Russian warships also recently completed a half circumnavigation around the Japanese archipelago, according to Nippon. The news website recalled on Tuesday that Japan’s government sighted a Russian naval flotilla sailing “off the southeastern coast of Hokkaido, Japan’s northernmost prefecture, on June 15,” adding that this unit “later went half around the Japanese archipelago.”
Russia and China have coordinated in recent weeks to conduct joint military drills near Japan. The two nations organized a flyover of “four Chinese H-6 bombers and two Russian Tu-95 bombers […] around Japan and the Republic of Korea” on May 24, USNI News reported.
“The joint flights took place the same day U.S. President Joe Biden was meeting his Australian, Indian and Japanese Quad grouping counterparts in Tokyo, though both the Russian and Chinese defense ministries stated that the flights were part of their annual military cooperation plan and not directed towards anyone,” the U.S. naval news website noted at the time.
Japan’s government reported on July 5 that two Chinese coast guard vessels had intruded into Japanese territorial waters near the Senkakus earlier that day and harassed a Japanese fishing boat.
“The Japan Coast Guard said the intrusion, the 15th this year and the first since June 23, happened around 4:35 a.m. after the Chinese ships tracked a Japanese fishing boat,” Kyodo News reported.
“The patrol vessels ordered the two Chinese ships to immediately exit the waters near the group of uninhabited islets,” according to the news agency.

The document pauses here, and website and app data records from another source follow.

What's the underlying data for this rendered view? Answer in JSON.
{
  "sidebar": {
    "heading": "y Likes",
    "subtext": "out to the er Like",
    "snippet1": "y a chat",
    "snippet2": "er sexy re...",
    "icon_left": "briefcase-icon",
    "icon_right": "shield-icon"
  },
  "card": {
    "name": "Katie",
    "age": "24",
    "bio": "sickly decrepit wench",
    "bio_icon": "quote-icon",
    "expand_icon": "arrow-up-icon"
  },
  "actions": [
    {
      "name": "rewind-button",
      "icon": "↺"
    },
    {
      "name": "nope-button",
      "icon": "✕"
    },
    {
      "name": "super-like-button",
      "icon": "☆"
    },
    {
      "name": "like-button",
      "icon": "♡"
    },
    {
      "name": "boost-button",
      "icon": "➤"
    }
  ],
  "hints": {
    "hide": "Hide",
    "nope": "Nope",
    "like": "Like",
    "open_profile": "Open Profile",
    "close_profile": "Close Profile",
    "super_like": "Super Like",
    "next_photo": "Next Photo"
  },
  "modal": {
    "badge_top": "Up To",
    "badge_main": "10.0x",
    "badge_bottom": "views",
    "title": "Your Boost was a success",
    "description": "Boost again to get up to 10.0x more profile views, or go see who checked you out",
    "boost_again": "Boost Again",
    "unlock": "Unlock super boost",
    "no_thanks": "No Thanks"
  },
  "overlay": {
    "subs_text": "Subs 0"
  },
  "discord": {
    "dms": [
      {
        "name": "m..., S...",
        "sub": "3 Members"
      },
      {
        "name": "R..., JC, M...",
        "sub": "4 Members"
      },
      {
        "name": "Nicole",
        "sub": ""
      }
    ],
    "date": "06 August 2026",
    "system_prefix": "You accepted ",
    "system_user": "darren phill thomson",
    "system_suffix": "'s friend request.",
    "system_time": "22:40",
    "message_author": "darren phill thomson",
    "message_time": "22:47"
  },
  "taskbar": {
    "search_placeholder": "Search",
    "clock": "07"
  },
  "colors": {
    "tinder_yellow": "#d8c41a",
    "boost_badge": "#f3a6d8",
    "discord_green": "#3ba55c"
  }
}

Japan and Russia are technically in a state of war, as the two countries never signed a peace deal in the aftermath of World War II. They have failed to do so largely due to failing to resolve a separate maritime dispute over the Kuril Islands, which Russia administers but Japan claims.